- _ACTIVITY_: Nothing but the lines holding the string "affiliation" should appear in the answer. Copy them from the entries.

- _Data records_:
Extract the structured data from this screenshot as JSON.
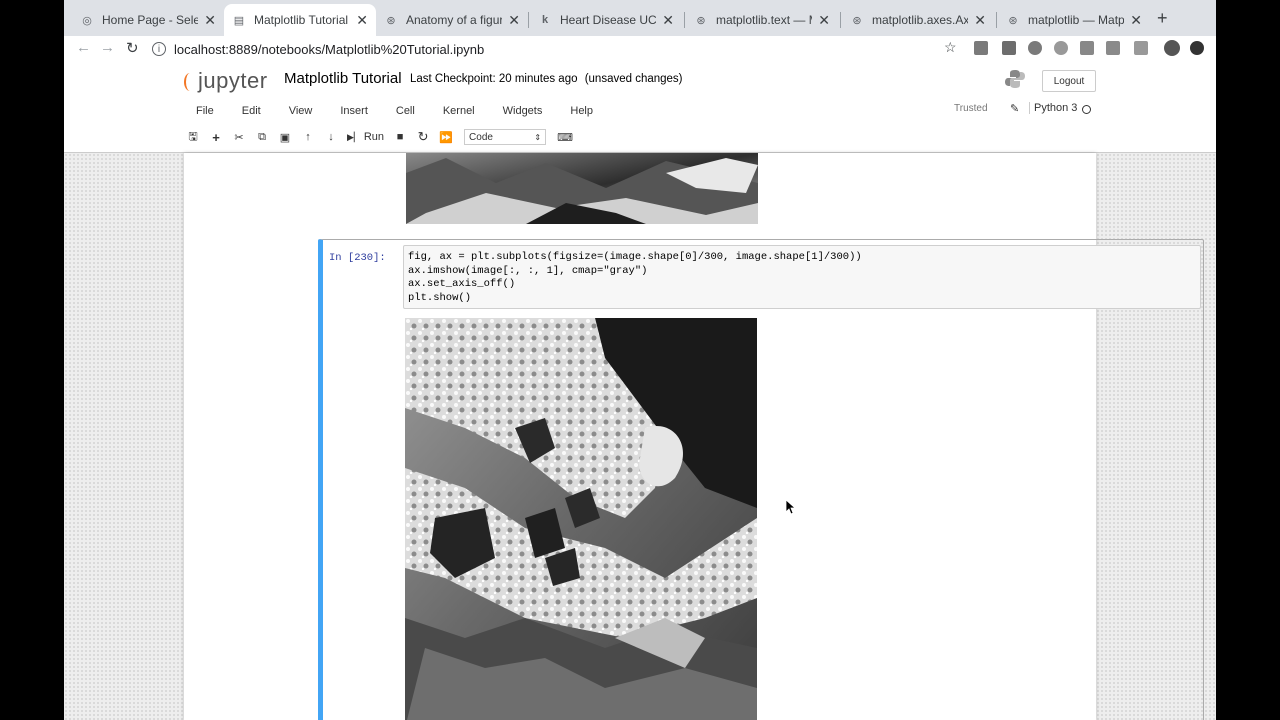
{
  "browser": {
    "tabs": [
      {
        "title": "Home Page - Select o",
        "icon": "jupyter-favicon",
        "active": false
      },
      {
        "title": "Matplotlib Tutorial - J",
        "icon": "notebook-favicon",
        "active": true
      },
      {
        "title": "Anatomy of a figure —",
        "icon": "matplotlib-favicon",
        "active": false
      },
      {
        "title": "Heart Disease UCI | K",
        "icon": "kaggle-favicon",
        "active": false
      },
      {
        "title": "matplotlib.text — Ma",
        "icon": "matplotlib-favicon",
        "active": false
      },
      {
        "title": "matplotlib.axes.Axes.",
        "icon": "matplotlib-favicon",
        "active": false
      },
      {
        "title": "matplotlib — Matplotl",
        "icon": "matplotlib-favicon",
        "active": false
      }
    ],
    "url": "localhost:8889/notebooks/Matplotlib%20Tutorial.ipynb"
  },
  "jupyter": {
    "logo_text": "jupyter",
    "notebook_name": "Matplotlib Tutorial",
    "checkpoint": "Last Checkpoint: 20 minutes ago",
    "unsaved": "(unsaved changes)",
    "logout_label": "Logout",
    "menu": [
      "File",
      "Edit",
      "View",
      "Insert",
      "Cell",
      "Kernel",
      "Widgets",
      "Help"
    ],
    "trusted": "Trusted",
    "kernel": "Python 3",
    "run_label": "Run",
    "cell_type": "Code"
  },
  "cell": {
    "prompt": "In [230]:",
    "code": [
      "fig, ax = plt.subplots(figsize=(image.shape[0]/300, image.shape[1]/300))",
      "ax.imshow(image[:, :, 1], cmap=\"gray\")",
      "ax.set_axis_off()",
      "plt.show()"
    ]
  }
}
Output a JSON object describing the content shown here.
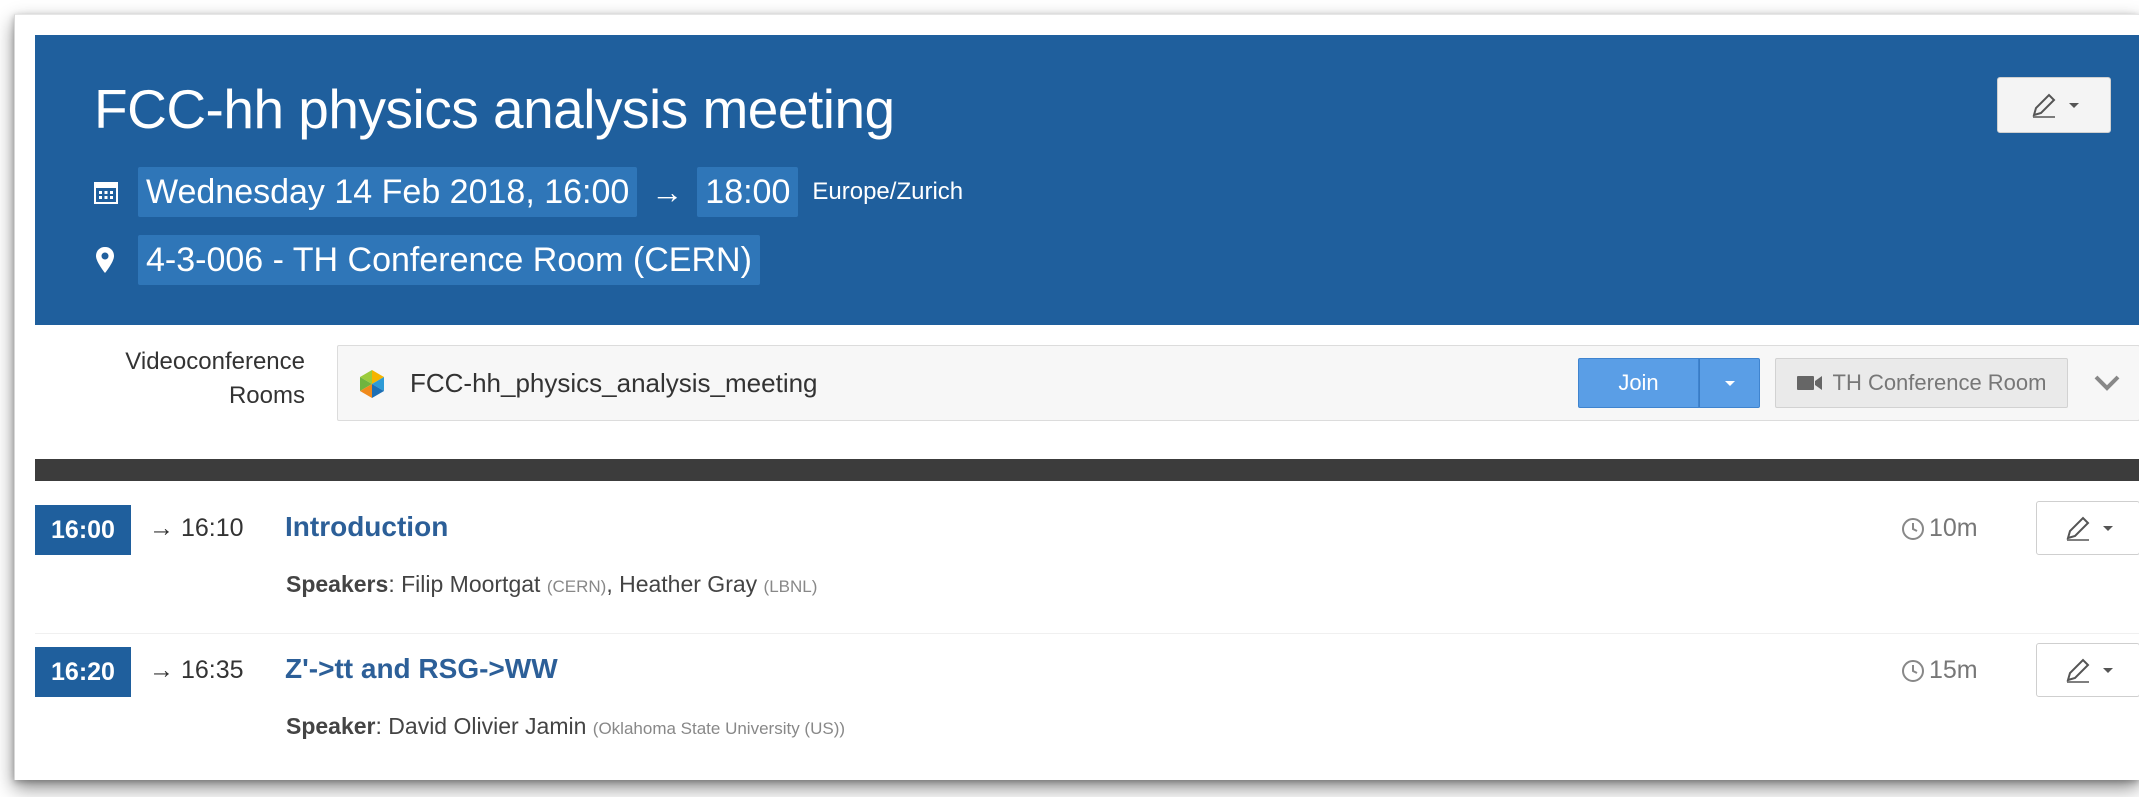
{
  "event": {
    "title": "FCC-hh physics analysis meeting",
    "date_start": "Wednesday 14 Feb 2018, 16:00",
    "arrow": "→",
    "time_end": "18:00",
    "timezone": "Europe/Zurich",
    "location": "4-3-006 - TH Conference Room (CERN)"
  },
  "videoconference": {
    "label": "Videoconference Rooms",
    "room_name": "FCC-hh_physics_analysis_meeting",
    "join_label": "Join",
    "room_button_label": "TH Conference Room"
  },
  "contributions": [
    {
      "start": "16:00",
      "end": "→ 16:10",
      "title": "Introduction",
      "speakers_label": "Speakers",
      "speakers": [
        {
          "name": "Filip Moortgat",
          "affiliation": "(CERN)"
        },
        {
          "name": "Heather Gray",
          "affiliation": "(LBNL)"
        }
      ],
      "duration": "10m"
    },
    {
      "start": "16:20",
      "end": "→ 16:35",
      "title": "Z'->tt and RSG->WW",
      "speakers_label": "Speaker",
      "speakers": [
        {
          "name": "David Olivier Jamin",
          "affiliation": "(Oklahoma State University (US))"
        }
      ],
      "duration": "15m"
    }
  ],
  "colors": {
    "header_bg": "#1f5f9d",
    "highlight_bg": "#2f76b8",
    "join_bg": "#5a9ee6",
    "title_link": "#2c5f98",
    "separator": "#3c3c3c"
  },
  "icons": {
    "calendar": "calendar-icon",
    "location": "map-pin-icon",
    "edit": "pencil-icon",
    "video": "video-camera-icon",
    "clock": "clock-icon",
    "expand": "chevron-down-icon",
    "vidyo": "vidyo-logo"
  }
}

- _OUTPUT FOR THIS EXERCISE_:
          "affiliation": "(CERN)"
          "affiliation": "(LBNL)"
          "affiliation": "(Oklahoma State University (US))"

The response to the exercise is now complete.